This is an opinionated approach, and it may not mesh with what you are trying to do, you or your team's coding style, and where you intend to use this aspect.
Okay, on with the show.
The aspect I've written is able to send an error message up through the stack and eventually to the UI (in my application right now, that's either MVC ModelState or a display element in my Telerik Reporting reports, but it could easily be other UI elements too). Here's the relevant bit of code:
While I'm developing, that's great. I get the exception message and it helps me pinpoint the error. There's no stack trace, but you could add that too if you wanted (or check it out on Exceptionless logs). But there's a problem: I do not want my users (especially any malicious ones) to see detailed error messages like that. So, just add in some configuration and logic to show (or not show) a verbose error message. It's a piece of cake, and it really isn't something that's specific to AOP (other than to show that AOP code can be configured just like any other part of your code). I also want to refactor this to only use Exceptionless when in production: I don't need to log any exceptions that I create locally when I'm in the process of writing code.
Notice that I kinda hand-waved the configuration stuff away into the staic class/method IsThisSite.RunningLocally? The RunningLocally code is simply a check of Web.config (or App.config) using ConfigurationManager.AppSettings. How you manage your configurations is up to you and your team.

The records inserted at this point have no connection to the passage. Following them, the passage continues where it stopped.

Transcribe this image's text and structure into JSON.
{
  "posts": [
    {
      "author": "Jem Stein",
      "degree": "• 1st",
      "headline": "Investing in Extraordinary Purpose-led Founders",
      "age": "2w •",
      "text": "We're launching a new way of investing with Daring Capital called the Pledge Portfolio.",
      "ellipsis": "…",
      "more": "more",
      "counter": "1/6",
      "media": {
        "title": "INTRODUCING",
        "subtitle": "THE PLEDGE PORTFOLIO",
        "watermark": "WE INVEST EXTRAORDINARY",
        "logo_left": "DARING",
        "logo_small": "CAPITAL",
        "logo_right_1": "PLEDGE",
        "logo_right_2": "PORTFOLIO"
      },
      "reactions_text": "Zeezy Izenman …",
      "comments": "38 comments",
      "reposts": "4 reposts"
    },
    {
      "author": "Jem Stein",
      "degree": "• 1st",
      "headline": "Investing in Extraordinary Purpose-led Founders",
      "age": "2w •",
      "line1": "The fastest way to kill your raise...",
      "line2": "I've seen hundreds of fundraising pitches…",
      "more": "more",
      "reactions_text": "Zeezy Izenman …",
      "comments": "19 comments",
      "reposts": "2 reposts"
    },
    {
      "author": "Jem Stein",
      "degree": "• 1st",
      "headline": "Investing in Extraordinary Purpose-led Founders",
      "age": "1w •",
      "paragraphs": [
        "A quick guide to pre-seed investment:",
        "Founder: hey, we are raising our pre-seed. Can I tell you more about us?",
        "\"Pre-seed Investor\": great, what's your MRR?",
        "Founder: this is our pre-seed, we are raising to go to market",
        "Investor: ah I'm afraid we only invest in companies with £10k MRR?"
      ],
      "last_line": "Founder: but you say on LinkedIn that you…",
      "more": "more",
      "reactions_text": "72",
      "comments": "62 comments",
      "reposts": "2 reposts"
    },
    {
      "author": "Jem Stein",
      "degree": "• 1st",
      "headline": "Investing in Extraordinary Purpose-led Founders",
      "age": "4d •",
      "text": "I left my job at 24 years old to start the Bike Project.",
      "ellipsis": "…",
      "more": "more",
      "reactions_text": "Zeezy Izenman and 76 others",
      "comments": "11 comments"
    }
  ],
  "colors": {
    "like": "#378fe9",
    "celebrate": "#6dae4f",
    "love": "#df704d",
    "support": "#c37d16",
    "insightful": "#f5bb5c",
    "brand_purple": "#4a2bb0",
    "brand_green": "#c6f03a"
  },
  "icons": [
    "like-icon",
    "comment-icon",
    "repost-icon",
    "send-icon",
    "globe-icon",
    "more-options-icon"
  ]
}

Also notice that GetErrorMessage could be customized to show different error messages depending on the exception (or not).
Okay, so I think this aspect is in pretty good shape. It's helpful, cuts down on boilerplate, and implements a very important cross-cutting concern requirement (error handling/logging). But, a) you shouldn't have to take my word for it that it works, and b) what if I want to refactor it? It should be unit tested (which is the next and final post).
Matthew D. Groves lives in Central Ohio. He works remotely, loves to code, and is a Microsoft MVP.